To avoid errors, do not disable or edit the Device Alias Configuration host profile.
To ensure uniform, persistent, and stable device naming across all hosts, use the device alias profile with homogeneous hosts only. These are hosts that are identically configured with the same network and storage cards in the PCI bus.
Always bring the BIOS up to the latest level. For systems with earlier versions of the BIOS, the BIOS might not provide accurate location information for on-board devices. ESXi applies heuristics for this case to keep the alias stable, even for these devices, this might not work under all conditions, for example if changes are made in the BIOS setting or if the devices fail.
Device Alias Configuration Compliance Failures
For hosts are not fully homogenous, for example, the hosts contain different PCI cards or have different BIOS levels, if you apply the host profile from a reference host, a compliance check might result in a compliance failure. The compliance check ignores extra devices on the host that were not on the reference host. Select the host with the fewest devices as the reference host.
If the compliance check shows that he hosts are not fully homogeneous, the compliance failure cannot be remediated without modifying the hardware itself.
If the compliance check shows that the device aliases, for example, names such as vmhba3, are different from those on the reference host, remediation might be possible.
To remediate a host that is not provisioned with vSphere Auto Deploy, perform host profile remediation and reboot the host.
To remediate a host that is provisioned with vSphere Auto Deploy, reprovision a host.
Upgrading Systems for Device Alias Profiles
In ESXi versions earlier than 5.5, the Device Alias Configuration profile does not exist. Consider the following problems when you upgrade from previous versions of ESXi to ESXi 5.5 and later:

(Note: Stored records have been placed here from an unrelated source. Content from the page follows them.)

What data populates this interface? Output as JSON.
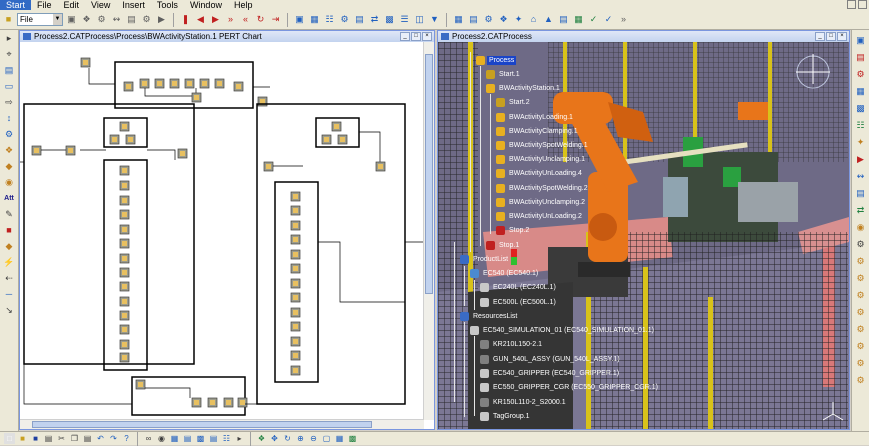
{
  "menu": {
    "items": [
      "Start",
      "File",
      "Edit",
      "View",
      "Insert",
      "Tools",
      "Window",
      "Help"
    ]
  },
  "toolbar": {
    "file_combo": "File"
  },
  "left_toolbar": {
    "att_label": "Att"
  },
  "pert_window": {
    "title": "Process2.CATProcess\\Process\\BWActivityStation.1 PERT Chart"
  },
  "sim_window": {
    "title": "Process2.CATProcess"
  },
  "tree": {
    "nodes": [
      {
        "label": "Process",
        "selected": true
      },
      {
        "label": "Start.1"
      },
      {
        "label": "BWActivityStation.1"
      },
      {
        "label": "Start.2"
      },
      {
        "label": "BWActivityLoading.1"
      },
      {
        "label": "BWActivityClamping.1"
      },
      {
        "label": "BWActivitySpotWelding.1"
      },
      {
        "label": "BWActivityUnclamping.1"
      },
      {
        "label": "BWActivityUnLoading.4"
      },
      {
        "label": "BWActivitySpotWelding.2"
      },
      {
        "label": "BWActivityUnclamping.2"
      },
      {
        "label": "BWActivityUnLoading.2"
      },
      {
        "label": "Stop.2"
      },
      {
        "label": "Stop.1"
      },
      {
        "label": "ProductList"
      },
      {
        "label": "EC540 (EC540.1)"
      },
      {
        "label": "EC240L (EC240L.1)"
      },
      {
        "label": "EC500L (EC500L.1)"
      },
      {
        "label": "ResourcesList"
      },
      {
        "label": "EC540_SIMULATION_01 (EC540_SIMULATION_01.1)"
      },
      {
        "label": "KR210L150-2.1"
      },
      {
        "label": "GUN_540L_ASSY (GUN_540L_ASSY.1)"
      },
      {
        "label": "EC540_GRIPPER (EC540_GRIPPER.1)"
      },
      {
        "label": "EC550_GRIPPER_CGR (EC550_GRIPPER_CGR.1)"
      },
      {
        "label": "KR150L110-2_S2000.1"
      },
      {
        "label": "TagGroup.1"
      }
    ]
  },
  "colors": {
    "selection": "#1a44c8",
    "robot": "#e8751a",
    "floor": "#6e6a86",
    "fence": "#1e1e1e",
    "fence_post": "#d8c21a"
  }
}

For installed hosts, that is, hosts not provisioned with vSphere Auto Deploy, upgrading the ESXi host preserves aliases. After they are upgraded, aliases remain stable as long as the BIOS provides the information.
When you upgrade a cluster of ESXi host provisioned with vSphere Auto Deploy image, the aliases do not change because ESXi 5.5 uses the same algorithm to generate aliases as earlier versions. Generate a new host profile for the reference host. This host profile includes the Device Alias Configuration profile. Set up vSphere Auto Deploy to apply the reference host's host profile to all other hosts for consistent device naming across your cluster.
When upgrading a system, do not flash the BIOS, because this action can change aliases. Flashing the BIOS to the latest level is more appropriate for a new install.